Justice Goldstone noted that it is not enough to say that the impact of the discrimination affected members of a group who were not historically disadvantaged. It must still be shown that in the context of this case, the impact of the discrimination on the people who were discriminated against was not unfair. Justice Goldstone also noted that a concept of unfair discrimination must recognize that, although our goal is a society that affords each human being equal treatment based on equal worth and freedom, we cannot achieve that goal by insisting upon identical treatment in all circumstances before that goal is achieved. Each case, therefore, must require a careful and thorough understanding of the impact of the discriminatory action to determine whether its overall impact is one that furthers the constitutional goal of equality. To determine whether the impact of discrimination is unfair, it is necessary to look not only at the group who has been disadvantaged but at the nature of the power that effected the discrimination, and at the nature of the interests that have been affected by the discrimination. Justice Goldstone concluded that releasing all imprisoned fathers as well as mothers would have been impossible. Moreover, it would have almost certainly led to a public outcry. The Act does not restrict or limit the fathers’ freedom—their freedom was limited because of their conviction. The act merely deprived fathers of an early release to which they had no legal entitlement. Moreover, the act’s exclusion of fathers did not preclude fathers from applying for a presidential pardon based on their individual circumstances. Justice Goldstone concluded that based on all the evidence, the Act did not violate the Constitution.
Justice Mokgoro concurred with the majority decision written by Justice Goldstone but on different grounds. He held that the Act constituted “unfair discrimination” but was justiﬁed under Section 33(1) of the Constitution.
Justice O’Regan also concurred with the majority decision, but he held that although the Act was discriminatory, it did not discriminate “unfairly.” Justice O’Regan held that at least two factors should be considered to determine unfairness: the group(s) that have suffered discrimination and the effect of the discrimination on the interests of those concerned. The more vulnerable the group adversely affected by the discrimination, the more likely the discrimination will be held to be unfair. Similarly, the more detrimental the discrimination to the interests of the individuals affected by the discrimination, the more likely it will be held to be unfair.
Justice Kriegler dissented; in his view, the notion relied upon by the President, namely that women are to be regarded as the primary care givers of young children, is a root cause of women’s inequality. It is both a result and a cause of prejudice—a societal attitude that relegates women to a subservient, occupationally inferior, and unceasingly onerous role. Justice Kriegler further noted that reliance on the generalization that women are the primary caregivers is harmful in its tendency to stunt the efforts of both men and women to form their identities freely. Justice Kriegler reasoned that in very narrow circumstances a generalization—even one that reﬂects a discriminatory reality—could be vindicated if its ultimate implications were equalizing. However, two conditions would need to be satisﬁed: namely, a strong indication that the advantages ﬂowing from the perpetuation of a stereotype compensate for obvious and profoundly troubling disadvantages, and a context in which discriminatory beneﬁts were opposite. Justice Kriegler concluded that neither of the conditions was satisﬁed in the present case. He therefore would have held that the Act was unconstitutional.
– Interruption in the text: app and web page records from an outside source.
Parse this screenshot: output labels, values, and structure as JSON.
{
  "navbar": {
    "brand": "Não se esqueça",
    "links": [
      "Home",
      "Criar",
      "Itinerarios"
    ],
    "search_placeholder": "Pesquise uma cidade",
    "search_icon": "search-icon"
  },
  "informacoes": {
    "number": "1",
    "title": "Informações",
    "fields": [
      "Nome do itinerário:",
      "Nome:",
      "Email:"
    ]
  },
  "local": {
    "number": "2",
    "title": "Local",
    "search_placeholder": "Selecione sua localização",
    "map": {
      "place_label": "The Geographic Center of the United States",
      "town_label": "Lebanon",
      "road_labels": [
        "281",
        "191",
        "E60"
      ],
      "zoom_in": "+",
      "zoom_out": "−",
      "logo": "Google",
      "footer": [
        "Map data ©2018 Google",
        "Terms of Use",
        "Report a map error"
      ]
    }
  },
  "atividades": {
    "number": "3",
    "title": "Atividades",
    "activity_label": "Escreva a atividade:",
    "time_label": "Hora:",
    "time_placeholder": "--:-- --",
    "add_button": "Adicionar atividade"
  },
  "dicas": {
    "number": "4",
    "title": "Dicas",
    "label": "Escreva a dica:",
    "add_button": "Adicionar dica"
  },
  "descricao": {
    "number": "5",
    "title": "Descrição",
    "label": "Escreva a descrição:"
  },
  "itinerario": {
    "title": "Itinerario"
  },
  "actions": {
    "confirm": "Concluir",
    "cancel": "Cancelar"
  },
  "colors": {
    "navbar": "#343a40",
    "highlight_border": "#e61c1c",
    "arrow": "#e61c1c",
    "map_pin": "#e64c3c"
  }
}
Justice Didcott concurred in part and dissented in part, on the basis that the question before the court had become merely abstract as events had overtaken the issue raised.